1. Use of grades recognizes that job evaluation is subjective process

2. Pay grades make it easier to justify and explain pay rates to employees

3. Pay grades simplify the administration of the pay system by eliminating need for separate rates for every job

4. Having jobs clustered within pay grades makes it easier for employees to move across jobs in the same pay grade

5. Pay grades create more stability for the pay system

Describe the ways to establish pay grade size?

Equal interval approach

Equal increase approach

Equal percentage approach


Define equal interval approach

Method to establish pay grade widths, in which the point spreads are equal for all pay grades

Define equal increase approach

Method to establish pay grade sizes, in which each pay grade increases in width by a constant number of points from the preceding pay grade

Define equal percentage approach

Method to establish pay grade sizes, in which each pay grade increase in width by an equal percentage from the preceding pay grade

Define broadbanding

The practice of reducing the number of pay grades by creating large or "fat" grades, sometimes known as "bands"

Four areas required to determine pay ranges

Establishing range midpoints

Establishing range spreads

Overlaps between pay ranges

Gaps Between pay ranges

Define intergrade differentials

The difference between the range midpoints of adjacent pay grades in a pay structure, expressed in dollars

Define intergrade differential percentage

Calculated by dividing the intergrade differential (expressed in dollars) of each pay grade by the midpoint (in dollars) of the previous pay grade

Define range spread

The difference between the maximum and the minimum pay level, in dollars, for a given pay range

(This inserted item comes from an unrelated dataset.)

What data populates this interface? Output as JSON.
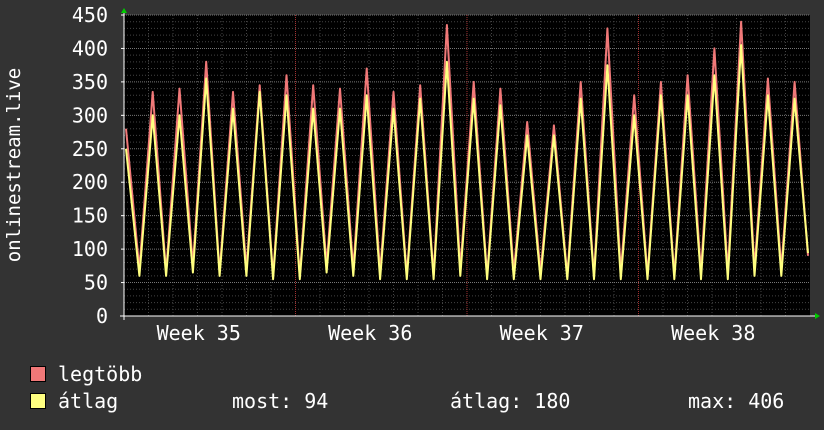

Define range spread percentage

A percentage calculated by dividing the range spread for a given pay range by the minimum for that pay range

Define JND

The amount of pay increase necessary to be considered significant by employees receiving the increase

Define market line

A regression line that relates job evaluation points to market pay (in dollars) for the benchmark jobs

Define pay policy line

The intended pay policy for the organization, generated by adjusting the market line for the intended pay level strategy of the organization

Define correlation coefficient

A statistic that measures the extent to which plots of two variables on a graph fall in a straight line